The team bombards each grain -- part of a sample scooped up in 1972 by astronauts during the Apollo 17 Moon mission -- with ultraviolet radiation. This gives each particle an electrostatic charge, similar to the charge a person acquires when walking across a heavy carpet in wool socks. Abbas and his partners study how dust grains in the lunar environment charge and discharge, shedding their electrostatic charge the way touching a metal door in a carpeted room can give a person a brief, tingling shock.
The goal for Abbas and his team is to log the physical characteristics and behavior of dust grains ranging in size from 2 microns to 20 microns -- the particle sizes most likely to cause problems during long-term Moon missions. How big is 20 microns? Look at the period at the end of this sentence -- it's just shy of 400 microns in diameter.

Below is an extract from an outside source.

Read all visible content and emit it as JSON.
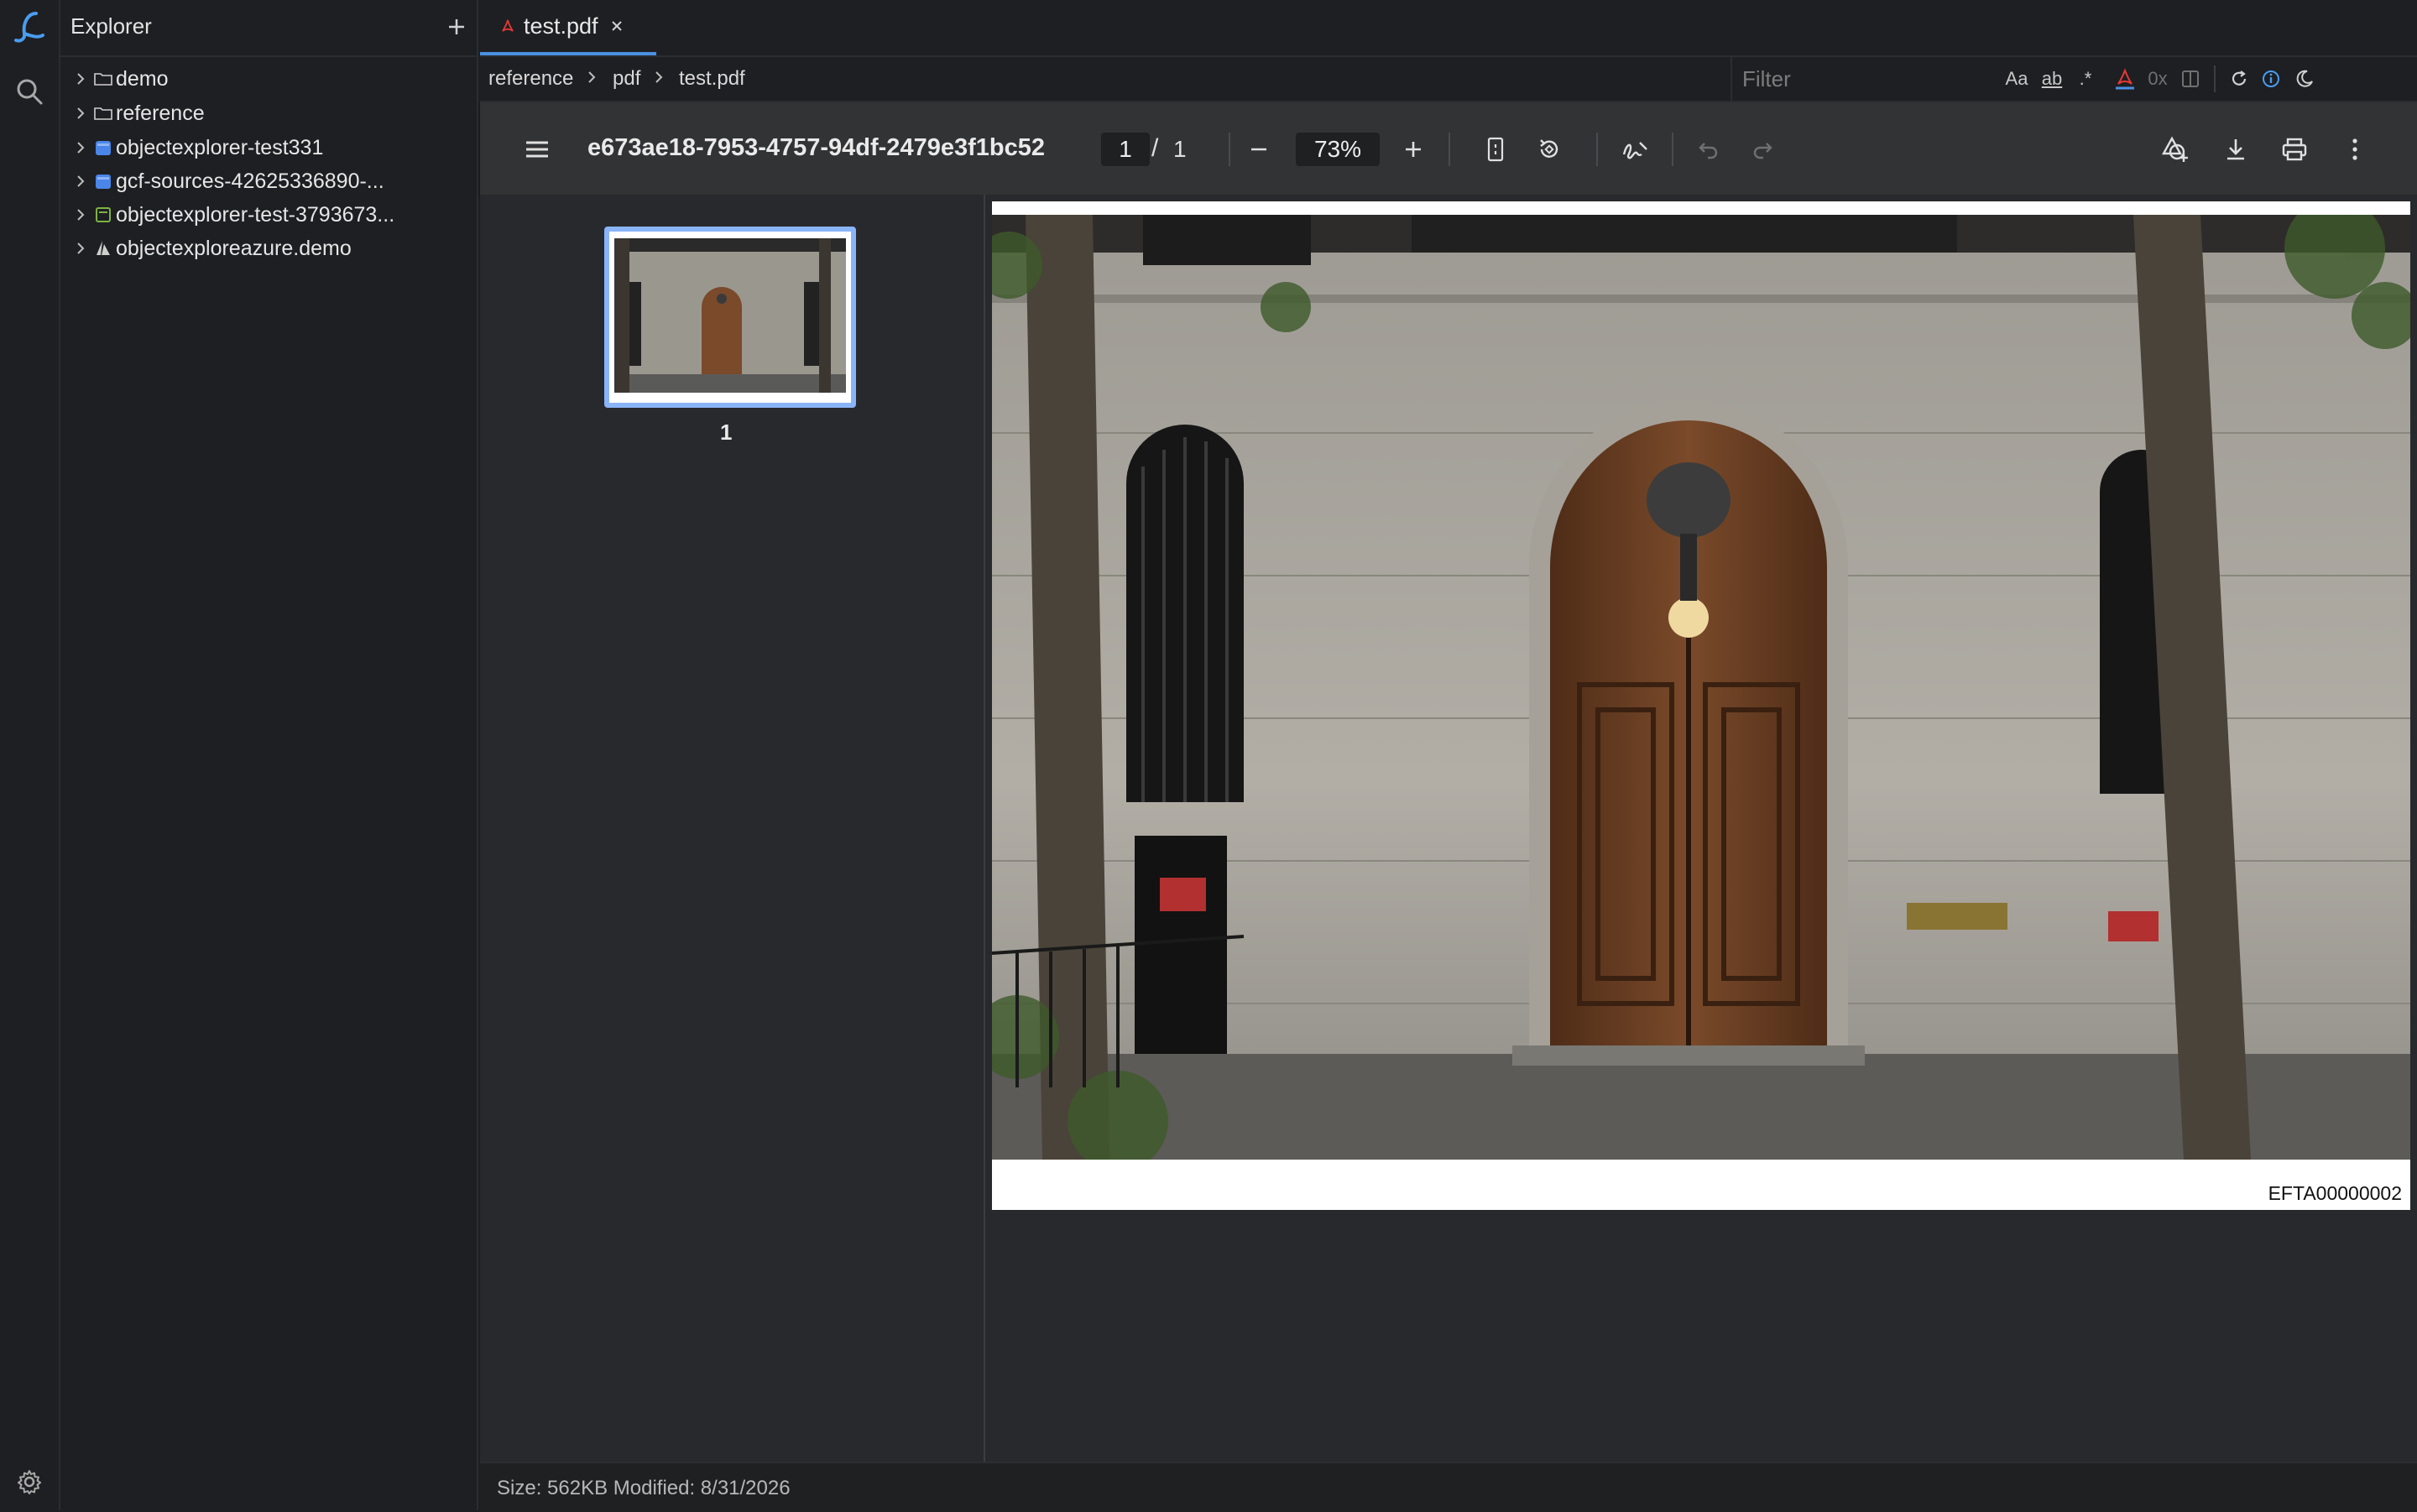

"Working with such tiny particles is a test of patience," Abbas acknowledges, smiling. "But we have much to learn about the properties and behavior of lunar dust if we hope to conduct long-term or even permanent science-oriented operations on the Moon."
That powdery dust, the by-product of fearsome meteor storms that pounded the Moon for eons, coats much of the lunar surface. A build-up of this dust could damage or destroy sensitive machinery and mechanical equipment without proper protection. As the Apollo astronauts discovered, lunar dust clings to everything, from gloves and boots to vehicles.

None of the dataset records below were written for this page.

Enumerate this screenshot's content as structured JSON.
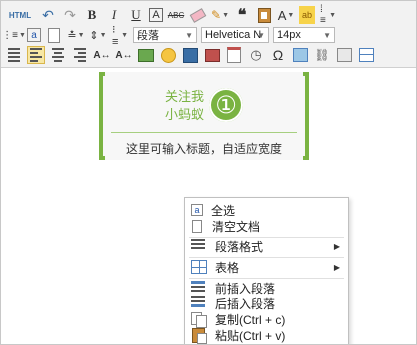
{
  "toolbar": {
    "html_label": "HTML",
    "font_size_value": "14px",
    "font_family_value": "Helvetica N",
    "paragraph_value": "段落",
    "omega_label": "Ω"
  },
  "card": {
    "title_line1": "关注我",
    "title_line2": "小蚂蚁",
    "number": "①",
    "subtitle": "这里可输入标题，自适应宽度"
  },
  "context_menu": {
    "items": [
      {
        "label": "全选"
      },
      {
        "label": "清空文档"
      },
      {
        "label": "段落格式"
      },
      {
        "label": "表格"
      },
      {
        "label": "前插入段落"
      },
      {
        "label": "后插入段落"
      },
      {
        "label": "复制(Ctrl + c)"
      },
      {
        "label": "粘贴(Ctrl + v)"
      }
    ]
  },
  "colors": {
    "accent_green": "#7ab342",
    "toolbar_bg": "#f2f2f2"
  }
}
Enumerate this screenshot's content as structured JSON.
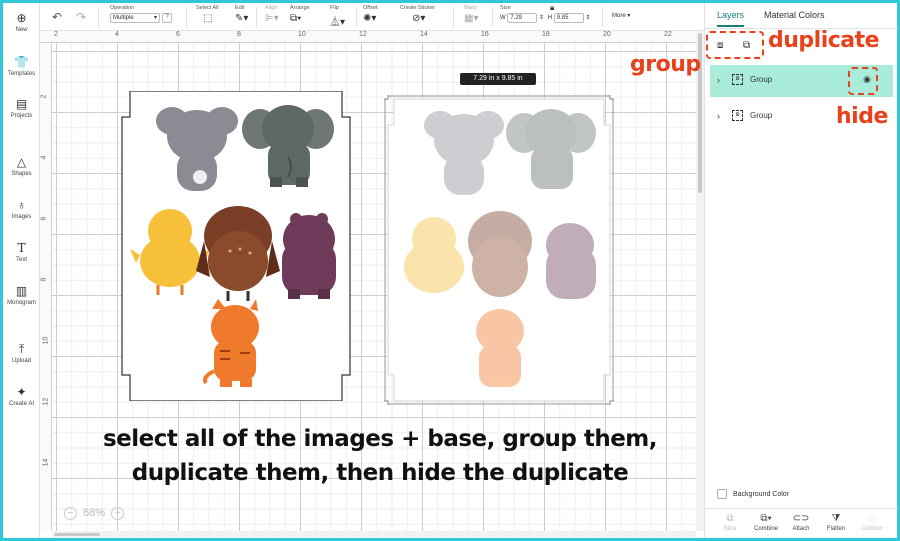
{
  "rail": {
    "items": [
      {
        "label": "New",
        "icon": "plus-circle-icon"
      },
      {
        "label": "Templates",
        "icon": "shirt-icon"
      },
      {
        "label": "Projects",
        "icon": "clipboard-icon"
      },
      {
        "label": "Shapes",
        "icon": "shapes-icon"
      },
      {
        "label": "Images",
        "icon": "lightbulb-icon"
      },
      {
        "label": "Text",
        "icon": "text-icon"
      },
      {
        "label": "Monogram",
        "icon": "monogram-icon"
      },
      {
        "label": "Upload",
        "icon": "upload-icon"
      },
      {
        "label": "Create AI",
        "icon": "sparkle-icon"
      }
    ]
  },
  "toolbar": {
    "operation_label": "Operation",
    "operation_value": "Multiple",
    "help": "?",
    "select_all_label": "Select All",
    "edit_label": "Edit",
    "align_label": "Align",
    "arrange_label": "Arrange",
    "flip_label": "Flip",
    "offset_label": "Offset",
    "create_sticker_label": "Create Sticker",
    "warp_label": "Warp",
    "size_label": "Size",
    "w_label": "W",
    "w_value": "7.29",
    "h_label": "H",
    "h_value": "9.85",
    "more_label": "More"
  },
  "ruler": {
    "top": [
      "2",
      "4",
      "6",
      "8",
      "10",
      "12",
      "14",
      "16",
      "18",
      "20",
      "22"
    ],
    "left": [
      "2",
      "4",
      "6",
      "8",
      "10",
      "12",
      "14"
    ]
  },
  "canvas": {
    "dimension_label": "7.29  in x 9.85  in",
    "zoom_value": "68%",
    "zoom_out": "−",
    "zoom_in": "+"
  },
  "caption": {
    "line1": "select all of the images + base, group them,",
    "line2": "duplicate them, then hide the duplicate"
  },
  "panel": {
    "tabs": [
      "Layers",
      "Material Colors"
    ],
    "layers": [
      {
        "name": "Group",
        "selected": true
      },
      {
        "name": "Group",
        "selected": false
      }
    ],
    "background_color_label": "Background Color",
    "bottom_tools": [
      "Slice",
      "Combine",
      "Attach",
      "Flatten",
      "Contour"
    ]
  },
  "annotations": {
    "group": "group",
    "duplicate": "duplicate",
    "hide": "hide",
    "color": "#e8411c"
  },
  "colors": {
    "accent": "#1a7f7a",
    "selected_layer": "#a8ecd9",
    "frame": "#2ec8d8"
  }
}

Scientists theorize that lunar dust must be electrostatically charged by incidents of high ultraviolet solar radiation and by the solar wind -- charged particles constantly flowing from the Sun. When ultraviolet radiation hits the Moon's "day side," the half that perpetually faces the Sun, it knocks electrons out of atoms in the lunar soil. This creates a positive charge in countless dust specks, which repel one another the way identically charged magnets react in close proximity. Charged dust, scientists theorize, is pushed upward, often rising hundreds of feet in a phenomenon dubbed "fountaining." The particles then discharge, sink to the surface and the cycle repeats. On the Moon's night side, the solar wind has the same effect, but instead of positively charging atoms, it creates negatively charged ones. The dust behaves identically there, however, fountaining until the particles discharge and fall back.
To date, no lunar landing mission has stayed on the surface long enough for the dust to pose a real concern. "But for future long-duration missions, we obviously need to pursue dust abatement and mitigation strategies," Abbas said. "We need to ensure sensitive equipment, vehicles and spacesuits are protected."
There's more at risk than machinery. Earlier this year, astrobiologists at NASA's Ames Research Center in Moffett Field, Calif., conducted laboratory studies that suggest lunar dust could pose human health threats. The dust motes aren't poisonous, but unlike dust on Earth, buffed by atmospheric friction and interaction with the elements, lunar dust remains coarse and jagged. If inhaled -- when astronauts track the dust back into their pressurized landers or flight vehicles -- particles can embed themselves in the lungs like burrs, and cannot be easily expelled. The potential result? Long-term ailments similar to silicosis, a respiratory illness typically contracted by stonecutters and others exposed to ground-up or blasted rock.
Lunar dust research is expected to continue into 2007 and beyond, Abbas said, noting that the work is vital to overcoming problems associated with lunar dust -- a critical step in realizing the Vision for Space Exploration, NASA's mission to return human explorers to the Moon and enable human exploration of the Solar System.
"We are making unprecedented observations and developing mathematical models for the behavior of these dust particles," he says. "Not only will this research enable NASA to learn to efficiently remove accumulated dust, but in time it could lead to advances such as dust-repellent clothing, hardware and building materials."
Advances, no doubt, that will leave those pesky lunar particles in the dust.
Explore further: Manchester scientists boost NASA's missions to Mars